The results suggest that one very fundamental job of sleep — perhaps underlying a network of other effects — is to regulate the ancient biochemical process of oxidation, by which individual electrons are snapped on and off molecules in service to everything from respiration to metabolism. Sleep, the researchers imply, is not solely the province of neuroscience, but something more deeply threaded into the biochemistry that knits together the animal kingdom.

More Fatal Than Starvation

The first studies to investigate total sleep deprivation had a maniacal quality to them. In Rome in 1894, Maria Mikhailovna Manaseina, a Russian biochemist, made a presentation at the International Congress of Medicine about her experiments on 10 puppies. She and her lab assistants had kept the dogs awake and in constant motion 24 hours a day; within about five days, all the puppies had died. Sleep deprivation seemed to kill puppies much more quickly than starvation, she reported: “The total absence of sleep is more fatal for the animals than the total absence of food.”

Autopsies revealed that the puppies’ tissues were in bad repair, particularly in the brain, which was rife with hemorrhages, damaged blood vessels and other gruesome features. Sleep, Manaseina concluded, is not a useless habit. It does something profound for brain health.

More all-day, all-night dog walking followed. In 1898 Lamberto Daddi, an Italian researcher, published detailed drawings of the brains of dogs that had been sleep-deprived; he reported apparent degenerative damage in the brain, similar to that seen in dogs that had faced other stressors. Around the same time, the psychiatrist Cesar Agostini kept dogs in cages rigged with bells that jangled horribly whenever they tried to lie down and sleep, and in the 1920s researchers in Japan did something similar with cages studded with nails.

The studies, aside from their consistent cruelty, had a similar weakness: They had no valid controls. The dogs had died and their tissues looked abnormal — but was that truly because they had not slept? Or was it because nonstop walks and stimulation are inherently stressful? Separating the effects of sleeplessness from being kept on your feet until it killed you seemed impossible.
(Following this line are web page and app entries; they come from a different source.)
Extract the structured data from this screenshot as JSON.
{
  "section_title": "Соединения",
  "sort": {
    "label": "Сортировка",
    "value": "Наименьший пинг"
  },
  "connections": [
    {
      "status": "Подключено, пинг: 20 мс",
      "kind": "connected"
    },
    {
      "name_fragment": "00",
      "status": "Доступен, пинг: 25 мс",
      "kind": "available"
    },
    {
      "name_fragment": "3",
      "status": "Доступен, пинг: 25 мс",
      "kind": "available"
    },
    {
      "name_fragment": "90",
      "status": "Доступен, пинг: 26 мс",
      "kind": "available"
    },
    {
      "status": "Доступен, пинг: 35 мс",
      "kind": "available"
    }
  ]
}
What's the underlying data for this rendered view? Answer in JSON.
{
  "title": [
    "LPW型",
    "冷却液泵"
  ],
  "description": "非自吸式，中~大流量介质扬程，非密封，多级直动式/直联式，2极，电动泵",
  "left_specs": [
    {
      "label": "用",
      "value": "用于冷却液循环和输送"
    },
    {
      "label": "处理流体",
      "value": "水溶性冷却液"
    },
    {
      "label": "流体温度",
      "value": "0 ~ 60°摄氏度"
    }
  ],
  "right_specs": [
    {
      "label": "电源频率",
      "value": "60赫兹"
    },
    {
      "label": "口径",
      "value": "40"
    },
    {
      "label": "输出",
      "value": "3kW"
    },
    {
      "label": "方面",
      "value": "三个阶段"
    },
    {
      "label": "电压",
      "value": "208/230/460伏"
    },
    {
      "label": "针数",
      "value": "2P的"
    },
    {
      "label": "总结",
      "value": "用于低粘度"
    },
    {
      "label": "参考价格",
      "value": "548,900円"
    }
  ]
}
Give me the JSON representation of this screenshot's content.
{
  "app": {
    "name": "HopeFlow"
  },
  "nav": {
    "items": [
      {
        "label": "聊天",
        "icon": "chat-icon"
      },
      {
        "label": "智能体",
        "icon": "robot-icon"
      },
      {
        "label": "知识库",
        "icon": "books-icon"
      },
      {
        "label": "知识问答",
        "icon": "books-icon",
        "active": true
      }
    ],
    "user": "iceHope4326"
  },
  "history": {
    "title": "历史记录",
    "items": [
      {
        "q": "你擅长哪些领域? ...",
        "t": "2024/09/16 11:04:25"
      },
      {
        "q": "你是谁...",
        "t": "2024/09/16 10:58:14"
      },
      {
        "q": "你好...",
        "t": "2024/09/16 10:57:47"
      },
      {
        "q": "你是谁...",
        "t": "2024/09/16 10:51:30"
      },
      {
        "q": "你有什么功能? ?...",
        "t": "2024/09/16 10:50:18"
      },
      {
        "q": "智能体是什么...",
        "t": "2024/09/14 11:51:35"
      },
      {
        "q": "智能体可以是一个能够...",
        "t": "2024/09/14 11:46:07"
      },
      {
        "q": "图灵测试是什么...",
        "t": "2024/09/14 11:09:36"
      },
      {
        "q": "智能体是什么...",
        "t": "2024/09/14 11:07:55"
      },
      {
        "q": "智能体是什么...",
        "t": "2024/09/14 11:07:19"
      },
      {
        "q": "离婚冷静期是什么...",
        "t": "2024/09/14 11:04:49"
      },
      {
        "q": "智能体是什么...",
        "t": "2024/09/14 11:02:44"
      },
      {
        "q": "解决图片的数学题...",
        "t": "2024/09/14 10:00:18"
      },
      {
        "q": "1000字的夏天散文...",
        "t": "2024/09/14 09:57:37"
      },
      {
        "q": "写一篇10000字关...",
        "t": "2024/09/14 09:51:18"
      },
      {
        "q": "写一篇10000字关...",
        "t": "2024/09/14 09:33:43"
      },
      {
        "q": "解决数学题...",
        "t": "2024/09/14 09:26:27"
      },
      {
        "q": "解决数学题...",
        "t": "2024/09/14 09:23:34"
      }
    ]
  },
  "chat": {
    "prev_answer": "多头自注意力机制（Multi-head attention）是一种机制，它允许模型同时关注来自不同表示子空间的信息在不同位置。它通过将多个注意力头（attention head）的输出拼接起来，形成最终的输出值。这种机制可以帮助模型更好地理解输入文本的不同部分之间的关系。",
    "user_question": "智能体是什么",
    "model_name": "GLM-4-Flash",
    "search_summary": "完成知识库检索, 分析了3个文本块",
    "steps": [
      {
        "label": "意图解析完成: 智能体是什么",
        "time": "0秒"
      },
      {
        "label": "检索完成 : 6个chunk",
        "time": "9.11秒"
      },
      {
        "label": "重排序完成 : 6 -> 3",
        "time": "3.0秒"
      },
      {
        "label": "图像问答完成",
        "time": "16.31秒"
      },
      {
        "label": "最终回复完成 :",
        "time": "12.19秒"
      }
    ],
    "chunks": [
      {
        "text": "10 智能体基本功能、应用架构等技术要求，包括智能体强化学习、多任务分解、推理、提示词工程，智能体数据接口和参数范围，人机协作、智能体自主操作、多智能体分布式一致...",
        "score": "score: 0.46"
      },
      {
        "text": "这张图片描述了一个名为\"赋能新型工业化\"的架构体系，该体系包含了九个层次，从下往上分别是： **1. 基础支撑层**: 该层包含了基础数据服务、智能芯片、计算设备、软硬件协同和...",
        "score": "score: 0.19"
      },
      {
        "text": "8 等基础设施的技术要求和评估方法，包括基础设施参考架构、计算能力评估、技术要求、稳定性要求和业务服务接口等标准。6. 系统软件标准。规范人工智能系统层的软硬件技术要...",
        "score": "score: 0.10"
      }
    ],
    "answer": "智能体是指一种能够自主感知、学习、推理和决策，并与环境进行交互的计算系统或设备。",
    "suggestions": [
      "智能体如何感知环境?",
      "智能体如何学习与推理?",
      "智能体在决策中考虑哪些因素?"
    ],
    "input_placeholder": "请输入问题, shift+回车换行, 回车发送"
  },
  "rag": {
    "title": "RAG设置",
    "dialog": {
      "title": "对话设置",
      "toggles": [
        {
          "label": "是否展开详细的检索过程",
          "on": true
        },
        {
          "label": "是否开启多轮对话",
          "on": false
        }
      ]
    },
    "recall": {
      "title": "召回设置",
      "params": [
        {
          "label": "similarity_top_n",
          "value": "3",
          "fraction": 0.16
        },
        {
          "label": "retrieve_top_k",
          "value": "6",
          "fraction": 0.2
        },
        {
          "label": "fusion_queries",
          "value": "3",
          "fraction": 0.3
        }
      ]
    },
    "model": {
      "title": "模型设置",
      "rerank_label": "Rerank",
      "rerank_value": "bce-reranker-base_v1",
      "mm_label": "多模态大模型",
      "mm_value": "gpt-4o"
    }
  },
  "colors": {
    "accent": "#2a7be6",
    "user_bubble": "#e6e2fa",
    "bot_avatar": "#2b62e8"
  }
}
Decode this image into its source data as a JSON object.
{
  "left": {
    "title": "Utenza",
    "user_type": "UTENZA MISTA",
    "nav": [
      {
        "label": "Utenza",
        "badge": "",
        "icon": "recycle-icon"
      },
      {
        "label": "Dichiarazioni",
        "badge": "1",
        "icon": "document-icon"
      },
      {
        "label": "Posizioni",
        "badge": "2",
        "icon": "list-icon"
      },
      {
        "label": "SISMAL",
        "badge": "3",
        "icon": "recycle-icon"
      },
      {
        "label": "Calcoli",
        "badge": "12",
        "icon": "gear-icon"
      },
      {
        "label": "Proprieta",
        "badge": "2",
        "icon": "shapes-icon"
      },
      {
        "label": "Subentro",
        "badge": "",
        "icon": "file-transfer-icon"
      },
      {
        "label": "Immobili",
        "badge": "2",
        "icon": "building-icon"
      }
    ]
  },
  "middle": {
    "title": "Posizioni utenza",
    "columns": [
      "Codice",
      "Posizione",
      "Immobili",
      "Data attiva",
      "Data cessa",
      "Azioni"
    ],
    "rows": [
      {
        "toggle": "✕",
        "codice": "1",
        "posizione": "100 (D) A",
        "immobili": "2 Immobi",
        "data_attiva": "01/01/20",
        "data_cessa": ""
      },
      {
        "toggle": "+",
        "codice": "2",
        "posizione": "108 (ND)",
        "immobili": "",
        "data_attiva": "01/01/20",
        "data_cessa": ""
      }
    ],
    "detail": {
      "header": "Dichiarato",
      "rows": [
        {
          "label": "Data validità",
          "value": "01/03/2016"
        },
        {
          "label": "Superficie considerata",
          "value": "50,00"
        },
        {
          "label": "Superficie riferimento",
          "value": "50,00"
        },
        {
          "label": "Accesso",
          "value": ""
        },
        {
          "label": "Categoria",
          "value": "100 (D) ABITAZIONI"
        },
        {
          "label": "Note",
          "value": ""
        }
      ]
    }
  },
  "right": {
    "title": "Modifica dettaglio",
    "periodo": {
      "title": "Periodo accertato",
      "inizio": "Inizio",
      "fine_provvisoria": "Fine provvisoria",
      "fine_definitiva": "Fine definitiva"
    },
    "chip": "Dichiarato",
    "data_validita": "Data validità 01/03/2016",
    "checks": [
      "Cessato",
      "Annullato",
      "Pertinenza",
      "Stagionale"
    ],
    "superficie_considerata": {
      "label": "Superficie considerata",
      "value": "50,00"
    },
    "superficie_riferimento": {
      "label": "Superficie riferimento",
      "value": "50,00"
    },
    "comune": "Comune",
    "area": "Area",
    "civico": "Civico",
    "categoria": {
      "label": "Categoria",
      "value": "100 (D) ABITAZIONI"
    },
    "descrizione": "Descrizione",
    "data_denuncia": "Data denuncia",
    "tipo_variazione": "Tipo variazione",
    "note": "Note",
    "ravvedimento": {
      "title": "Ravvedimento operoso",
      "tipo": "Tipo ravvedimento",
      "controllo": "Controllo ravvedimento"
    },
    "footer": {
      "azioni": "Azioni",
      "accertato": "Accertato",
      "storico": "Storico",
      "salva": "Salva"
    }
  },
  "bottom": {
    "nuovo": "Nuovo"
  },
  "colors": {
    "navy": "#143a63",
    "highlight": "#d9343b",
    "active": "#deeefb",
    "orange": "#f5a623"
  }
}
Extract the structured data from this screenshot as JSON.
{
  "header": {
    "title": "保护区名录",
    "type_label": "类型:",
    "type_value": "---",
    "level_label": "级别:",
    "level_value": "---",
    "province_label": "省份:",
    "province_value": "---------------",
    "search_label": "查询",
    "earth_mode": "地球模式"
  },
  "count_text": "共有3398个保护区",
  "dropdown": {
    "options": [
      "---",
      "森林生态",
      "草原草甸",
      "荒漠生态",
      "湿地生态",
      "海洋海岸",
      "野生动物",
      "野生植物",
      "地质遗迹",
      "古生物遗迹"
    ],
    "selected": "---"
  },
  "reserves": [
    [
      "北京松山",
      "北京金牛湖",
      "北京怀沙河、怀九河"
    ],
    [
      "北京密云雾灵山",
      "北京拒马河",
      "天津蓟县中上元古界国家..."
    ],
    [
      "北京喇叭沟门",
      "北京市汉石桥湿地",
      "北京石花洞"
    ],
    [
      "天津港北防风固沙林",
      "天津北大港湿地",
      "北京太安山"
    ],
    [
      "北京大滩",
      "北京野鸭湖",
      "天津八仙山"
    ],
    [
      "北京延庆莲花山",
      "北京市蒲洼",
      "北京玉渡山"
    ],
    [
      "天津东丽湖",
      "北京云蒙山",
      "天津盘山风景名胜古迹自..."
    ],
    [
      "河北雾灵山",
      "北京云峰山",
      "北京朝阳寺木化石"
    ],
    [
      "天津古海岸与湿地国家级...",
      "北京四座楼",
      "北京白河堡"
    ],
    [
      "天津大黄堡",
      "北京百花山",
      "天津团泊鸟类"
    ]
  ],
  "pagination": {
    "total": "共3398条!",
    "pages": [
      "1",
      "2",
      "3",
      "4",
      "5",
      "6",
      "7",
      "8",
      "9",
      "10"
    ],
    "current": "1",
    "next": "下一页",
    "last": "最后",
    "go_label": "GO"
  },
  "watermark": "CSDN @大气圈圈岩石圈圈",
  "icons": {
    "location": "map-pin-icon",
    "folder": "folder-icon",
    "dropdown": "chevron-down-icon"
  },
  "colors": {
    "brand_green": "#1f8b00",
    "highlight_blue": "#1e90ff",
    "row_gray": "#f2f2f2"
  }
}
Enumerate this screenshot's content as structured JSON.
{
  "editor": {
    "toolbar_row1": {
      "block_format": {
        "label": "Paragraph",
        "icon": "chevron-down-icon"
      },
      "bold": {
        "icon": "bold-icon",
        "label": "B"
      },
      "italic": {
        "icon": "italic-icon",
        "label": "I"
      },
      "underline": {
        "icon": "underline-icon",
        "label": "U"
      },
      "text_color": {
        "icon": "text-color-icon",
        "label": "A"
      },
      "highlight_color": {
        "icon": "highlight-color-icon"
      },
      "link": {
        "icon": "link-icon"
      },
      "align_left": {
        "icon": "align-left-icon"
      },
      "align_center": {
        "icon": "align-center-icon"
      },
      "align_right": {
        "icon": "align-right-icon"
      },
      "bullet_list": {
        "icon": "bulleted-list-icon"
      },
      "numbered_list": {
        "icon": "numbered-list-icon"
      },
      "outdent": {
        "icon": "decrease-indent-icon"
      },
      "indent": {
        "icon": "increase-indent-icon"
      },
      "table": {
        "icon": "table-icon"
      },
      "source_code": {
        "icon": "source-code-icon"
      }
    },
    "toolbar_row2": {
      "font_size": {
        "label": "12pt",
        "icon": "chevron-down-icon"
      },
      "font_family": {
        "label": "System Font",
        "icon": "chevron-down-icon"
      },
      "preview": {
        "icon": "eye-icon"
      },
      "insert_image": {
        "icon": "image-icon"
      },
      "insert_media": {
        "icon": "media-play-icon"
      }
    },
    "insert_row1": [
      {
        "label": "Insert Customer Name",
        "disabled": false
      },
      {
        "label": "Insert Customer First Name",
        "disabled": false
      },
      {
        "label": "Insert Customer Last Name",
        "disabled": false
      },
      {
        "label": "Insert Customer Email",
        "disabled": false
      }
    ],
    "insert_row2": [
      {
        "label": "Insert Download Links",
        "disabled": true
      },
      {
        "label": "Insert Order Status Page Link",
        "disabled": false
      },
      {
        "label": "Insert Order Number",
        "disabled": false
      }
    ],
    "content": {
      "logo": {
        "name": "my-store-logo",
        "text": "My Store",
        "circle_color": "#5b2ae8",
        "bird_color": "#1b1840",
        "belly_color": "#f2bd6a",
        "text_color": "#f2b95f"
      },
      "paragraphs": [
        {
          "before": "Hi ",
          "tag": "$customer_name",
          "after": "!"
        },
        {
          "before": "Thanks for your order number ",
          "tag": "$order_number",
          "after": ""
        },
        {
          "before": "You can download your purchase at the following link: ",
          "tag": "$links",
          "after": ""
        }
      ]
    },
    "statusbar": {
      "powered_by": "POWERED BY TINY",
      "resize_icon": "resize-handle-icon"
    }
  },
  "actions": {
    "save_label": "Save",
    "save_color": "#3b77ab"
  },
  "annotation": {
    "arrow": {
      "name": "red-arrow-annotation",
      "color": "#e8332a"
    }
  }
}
The Turntable Cage

It took decades for scientists to return to the question in a serious way. In the 1980s, Allan Rechtschaffen, a sleep researcher at the University of Chicago celebrated for his pioneering work on narcolepsy, began to design experiments that could separate the effects of overstimulation from those of sleeplessness. He devised a rat cage in the form of a turntable suspended over water. A divider ran down the middle, so animals could live on either side while the turntable floor beneath them spun freely. Into the device the experimenters put pairs of rats, one of which was destined to be denied sleep. Whenever that rat tried to rest, the scientists spun the table, nudging both rats awake and sometimes pushing them into the water.

This setup ensured that although both rats fell into the water equally often, the control rat could still catch some winks whenever the rat denied sleep was active. In fact, control rats managed to sleep about 70% as much as they normally would, suffering only mild sleep deprivation. The unluckier experimental rats got less than 9%, almost total sleep loss.

Both sets of rats were disturbed the same number of times. Both suffered the stress of falling into the water and having to clamber back out, dripping. But only the severely sleep-deprived rats began to decline. Their fur grew rough and disheveled, and it went from white to a mangy yellow. They developed lesions on their skin. They lost weight. After around 15 days on average, they died. Rechtschaffen had discovered a way to show that sleep loss itself really did kill.

For the graduate students running these experiments, the days were long. “The lab was in an apartment building, so you’d have a bedroom next to an animal testing room,” said Ruth Benca, a professor of psychiatry at the University of California, Irvine who worked with Rechtschaffen for some years. “They had bedrooms next to the rooms where their animals were being deprived so they could monitor around the clock.”